Subscriber login Close [x]
remember me
You are not logged in.

London restaurateurs call for wine duty cut

Published:  07 January, 2020

The government is facing growing calls from the drinks trade for action on wine duty in its upcoming Budget on 11 March.

Six leading London restaurateurs have signed a joint letter written to Simon Clark, the Exchequer secretary, blaming declining wine sales in the on-trade on the disproportionate rises in tax on wine in recent years.

Duty on wine has increased by 12% since 2014, while duty on spirits has risen 2% and duty on beer has fallen by 0.2%.

The group cite data that shows sales of wine to have fallen by 4.6% or £146m in the last year, with the sale of still wine down by 7.7%.

“Unfair duty on wine is adding to the many other pressures on the hospitality industry at present. Continual hikes to wine duty are making it more expensive for consumers, and indeed for some prohibitive, to enjoy wine in restaurants and bars,” the letter says.

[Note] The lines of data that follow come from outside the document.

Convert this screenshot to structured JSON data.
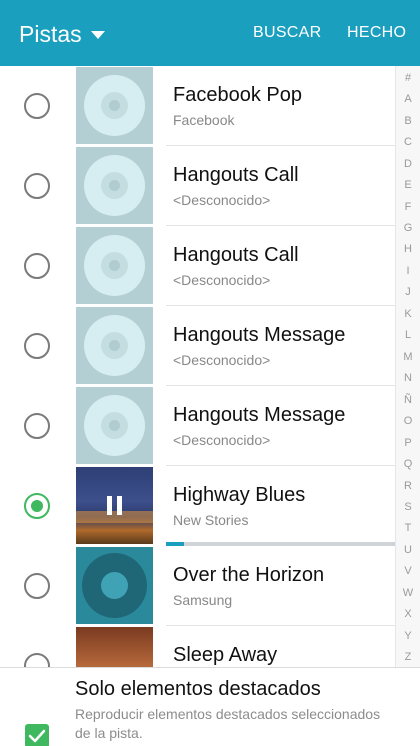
{
  "header": {
    "title": "Pistas",
    "search_label": "BUSCAR",
    "done_label": "HECHO",
    "color": "#1a9fbf"
  },
  "tracks": [
    {
      "title": "Facebook Pop",
      "subtitle": "Facebook",
      "selected": false,
      "art": "disc"
    },
    {
      "title": "Hangouts Call",
      "subtitle": "<Desconocido>",
      "selected": false,
      "art": "disc"
    },
    {
      "title": "Hangouts Call",
      "subtitle": "<Desconocido>",
      "selected": false,
      "art": "disc"
    },
    {
      "title": "Hangouts Message",
      "subtitle": "<Desconocido>",
      "selected": false,
      "art": "disc"
    },
    {
      "title": "Hangouts Message",
      "subtitle": "<Desconocido>",
      "selected": false,
      "art": "disc"
    },
    {
      "title": "Highway Blues",
      "subtitle": "New Stories",
      "selected": true,
      "art": "blues",
      "playing": true,
      "progress_fraction": 0.08
    },
    {
      "title": "Over the Horizon",
      "subtitle": "Samsung",
      "selected": false,
      "art": "horizon"
    },
    {
      "title": "Sleep Away",
      "subtitle": "",
      "selected": false,
      "art": "sleep"
    }
  ],
  "index_letters": [
    "#",
    "A",
    "B",
    "C",
    "D",
    "E",
    "F",
    "G",
    "H",
    "I",
    "J",
    "K",
    "L",
    "M",
    "N",
    "Ñ",
    "O",
    "P",
    "Q",
    "R",
    "S",
    "T",
    "U",
    "V",
    "W",
    "X",
    "Y",
    "Z"
  ],
  "footer": {
    "checkbox_checked": true,
    "title": "Solo elementos destacados",
    "description": "Reproducir elementos destacados seleccionados de la pista."
  },
  "icons": {
    "title_dropdown": "caret-down-icon",
    "selected_radio": "radio-checked-icon",
    "unselected_radio": "radio-unchecked-icon",
    "pause": "pause-icon",
    "checkbox": "checkbox-checked-icon"
  },
  "colors": {
    "accent": "#1a9fbf",
    "selection": "#3fb85f"
  }
}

“We are experiencing first-hand how the hospitality industry is being hit by this fall in wine sales, with businesses in the sector being put at increasing risk of failure. Not only do closures have a direct impact through job losses, but there is also a knock-on impact on the entire supply chain for the failed restaurant.

“Cutting wine duty will not only benefit consumers and the wine industry, but will also provide a much-needed lifeline to the UK’s struggling hospitality sector.”

The signatories to the letter are: Richard Bigg, managing director, Camino; Mark Derry, chief executive, Brasserie Bar Co; Razak Helalat, director, The Coal Shed and The Salt Room;

Jeremy King, chief executive, Corbin & King; Mark Quick, wine director, Hawksmoor Group; and Charlie Young, director, Vinoteca.

Their call has been echoed by wine writer and Harpers columnist Joe Fattorini. In a statement on behalf of Wine Drinkers UK, a pressure group comprised of industry organisations and consumers which campaigns against wine duty, he said: “With the date set for the new government’s first Budget, Wine Drinkers UK is calling for a fairer deal for the 33 million wine drinkers in the UK.

“Despite the fact that wine is the nation’s favourite drink, a cut to wine duty at this year’s Budget would be the first in over 35 years – with tax on wine having risen twice as fast beer in the past decade.

It’s time for the new government to give consumers a break and cut back wine tax.”